* _WHAT TO DO_: The answer must be every line from the entries below that includes "icon".

Dataset records
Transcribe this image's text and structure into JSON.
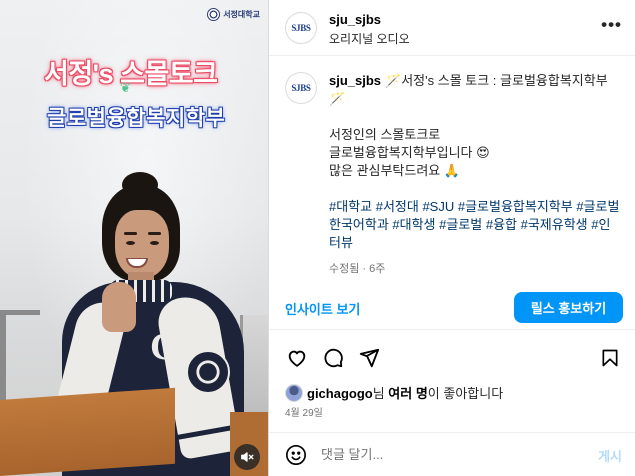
{
  "media": {
    "overlay_title": "서정's 스몰토크",
    "overlay_subtitle": "글로벌융합복지학부",
    "corner_logo_text": "서정대학교",
    "mute_icon": "speaker-muted-icon"
  },
  "header": {
    "username": "sju_sjbs",
    "audio_label": "오리지널 오디오",
    "avatar_text": "SJBS",
    "more_icon": "more-horizontal-icon"
  },
  "caption": {
    "username": "sju_sjbs",
    "title": "🪄서정's 스몰 토크 : 글로벌융합복지학부 🪄",
    "line1": "서정인의 스몰토크로",
    "line2": "글로벌융합복지학부입니다 😍",
    "line3": "많은 관심부탁드려요 🙏",
    "hashtags": "#대학교 #서정대 #SJU #글로벌융합복지학부 #글로벌한국어학과 #대학생 #글로벌 #융합 #국제유학생 #인터뷰",
    "edited": "수정됨 · 6주"
  },
  "insights": {
    "link_label": "인사이트 보기",
    "boost_label": "릴스 홍보하기"
  },
  "actions": {
    "like_icon": "heart-icon",
    "comment_icon": "comment-icon",
    "share_icon": "share-icon",
    "save_icon": "bookmark-icon"
  },
  "likes": {
    "user": "gichagogo",
    "suffix1": "님 ",
    "others": "여러 명",
    "suffix2": "이 좋아합니다"
  },
  "date": "4월 29일",
  "comment": {
    "placeholder": "댓글 달기...",
    "post_label": "게시",
    "emoji_icon": "smiley-icon"
  },
  "colors": {
    "accent": "#0095f6",
    "hashtag": "#00376b",
    "muted_text": "#737373",
    "post_disabled": "#b3dbff"
  }
}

* _SOLUTION BELOW_:
    "mute_icon": "speaker-muted-icon"
    "more_icon": "more-horizontal-icon"
    "like_icon": "heart-icon",
    "comment_icon": "comment-icon",
    "share_icon": "share-icon",
    "save_icon": "bookmark-icon"
    "emoji_icon": "smiley-icon"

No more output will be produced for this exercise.